# Exercise inputs:

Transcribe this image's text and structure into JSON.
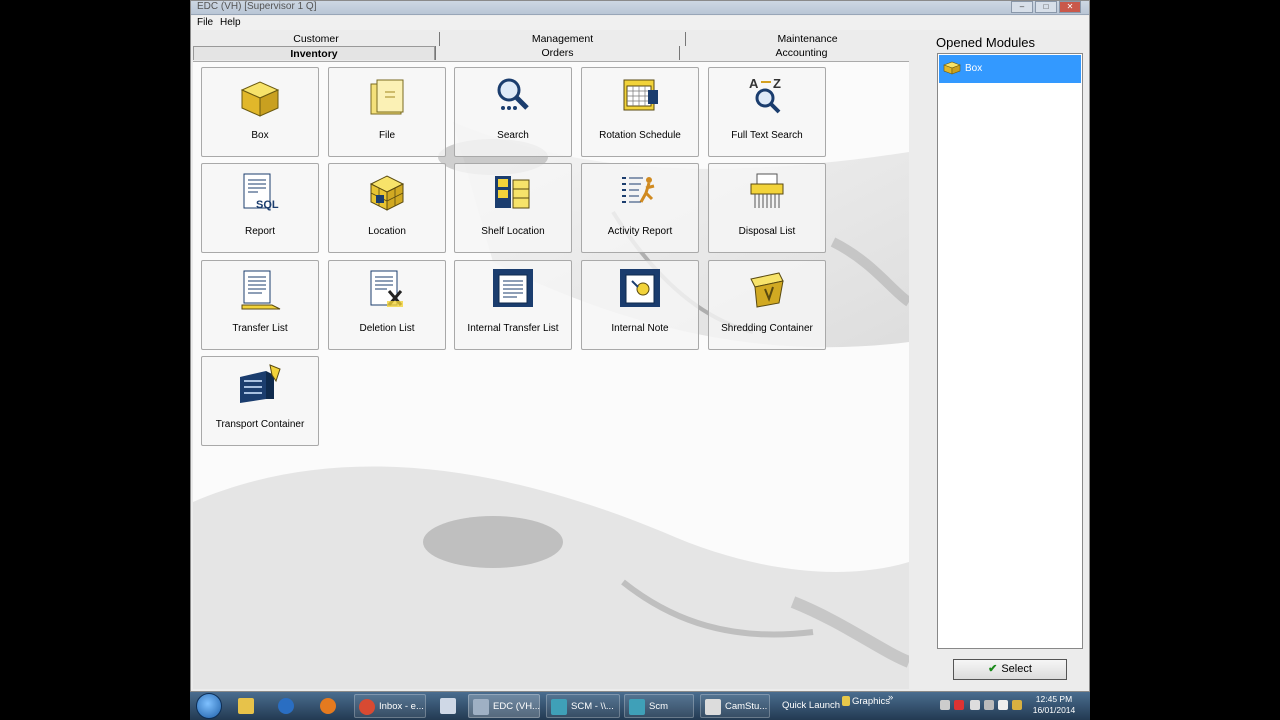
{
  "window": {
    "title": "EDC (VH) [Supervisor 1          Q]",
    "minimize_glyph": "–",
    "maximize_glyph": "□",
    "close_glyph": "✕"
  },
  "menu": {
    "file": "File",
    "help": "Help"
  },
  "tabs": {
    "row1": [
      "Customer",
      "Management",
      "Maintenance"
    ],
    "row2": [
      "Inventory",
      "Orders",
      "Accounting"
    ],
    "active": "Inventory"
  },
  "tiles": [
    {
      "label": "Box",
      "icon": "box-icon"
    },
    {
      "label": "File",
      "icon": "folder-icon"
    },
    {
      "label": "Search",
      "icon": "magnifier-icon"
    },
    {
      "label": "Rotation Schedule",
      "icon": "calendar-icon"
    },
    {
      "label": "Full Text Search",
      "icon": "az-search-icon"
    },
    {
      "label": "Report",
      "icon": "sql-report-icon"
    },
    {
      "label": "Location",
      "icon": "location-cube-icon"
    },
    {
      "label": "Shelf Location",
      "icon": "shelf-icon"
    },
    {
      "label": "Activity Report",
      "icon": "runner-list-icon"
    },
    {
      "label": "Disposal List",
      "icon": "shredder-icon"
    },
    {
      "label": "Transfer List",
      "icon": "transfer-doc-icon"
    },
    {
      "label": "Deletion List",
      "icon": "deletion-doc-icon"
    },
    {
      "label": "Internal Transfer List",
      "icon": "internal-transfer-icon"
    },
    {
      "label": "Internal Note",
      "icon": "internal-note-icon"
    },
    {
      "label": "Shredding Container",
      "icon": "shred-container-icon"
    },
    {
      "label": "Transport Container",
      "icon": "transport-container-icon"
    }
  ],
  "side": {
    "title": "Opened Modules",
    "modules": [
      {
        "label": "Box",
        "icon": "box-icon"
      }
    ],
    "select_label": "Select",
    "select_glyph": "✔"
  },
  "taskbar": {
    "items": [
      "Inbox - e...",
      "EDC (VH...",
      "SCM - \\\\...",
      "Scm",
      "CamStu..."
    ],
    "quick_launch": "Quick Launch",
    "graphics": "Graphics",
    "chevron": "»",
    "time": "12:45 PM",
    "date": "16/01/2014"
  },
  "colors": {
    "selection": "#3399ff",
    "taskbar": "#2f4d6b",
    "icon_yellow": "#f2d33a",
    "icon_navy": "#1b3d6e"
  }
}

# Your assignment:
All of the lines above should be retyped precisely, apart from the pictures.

# Response for this exercise:
Transcribe this image's text and structure into JSON.
{
  "window": {
    "title": "EDC (VH) [Supervisor 1          Q]",
    "minimize_glyph": "–",
    "maximize_glyph": "□",
    "close_glyph": "✕"
  },
  "menu": {
    "file": "File",
    "help": "Help"
  },
  "tabs": {
    "row1": [
      "Customer",
      "Management",
      "Maintenance"
    ],
    "row2": [
      "Inventory",
      "Orders",
      "Accounting"
    ],
    "active": "Inventory"
  },
  "tiles": [
    {
      "label": "Box",
      "icon": "box-icon"
    },
    {
      "label": "File",
      "icon": "folder-icon"
    },
    {
      "label": "Search",
      "icon": "magnifier-icon"
    },
    {
      "label": "Rotation Schedule",
      "icon": "calendar-icon"
    },
    {
      "label": "Full Text Search",
      "icon": "az-search-icon"
    },
    {
      "label": "Report",
      "icon": "sql-report-icon"
    },
    {
      "label": "Location",
      "icon": "location-cube-icon"
    },
    {
      "label": "Shelf Location",
      "icon": "shelf-icon"
    },
    {
      "label": "Activity Report",
      "icon": "runner-list-icon"
    },
    {
      "label": "Disposal List",
      "icon": "shredder-icon"
    },
    {
      "label": "Transfer List",
      "icon": "transfer-doc-icon"
    },
    {
      "label": "Deletion List",
      "icon": "deletion-doc-icon"
    },
    {
      "label": "Internal Transfer List",
      "icon": "internal-transfer-icon"
    },
    {
      "label": "Internal Note",
      "icon": "internal-note-icon"
    },
    {
      "label": "Shredding Container",
      "icon": "shred-container-icon"
    },
    {
      "label": "Transport Container",
      "icon": "transport-container-icon"
    }
  ],
  "side": {
    "title": "Opened Modules",
    "modules": [
      {
        "label": "Box",
        "icon": "box-icon"
      }
    ],
    "select_label": "Select",
    "select_glyph": "✔"
  },
  "taskbar": {
    "items": [
      "Inbox - e...",
      "EDC (VH...",
      "SCM - \\\\...",
      "Scm",
      "CamStu..."
    ],
    "quick_launch": "Quick Launch",
    "graphics": "Graphics",
    "chevron": "»",
    "time": "12:45 PM",
    "date": "16/01/2014"
  },
  "colors": {
    "selection": "#3399ff",
    "taskbar": "#2f4d6b",
    "icon_yellow": "#f2d33a",
    "icon_navy": "#1b3d6e"
  }
}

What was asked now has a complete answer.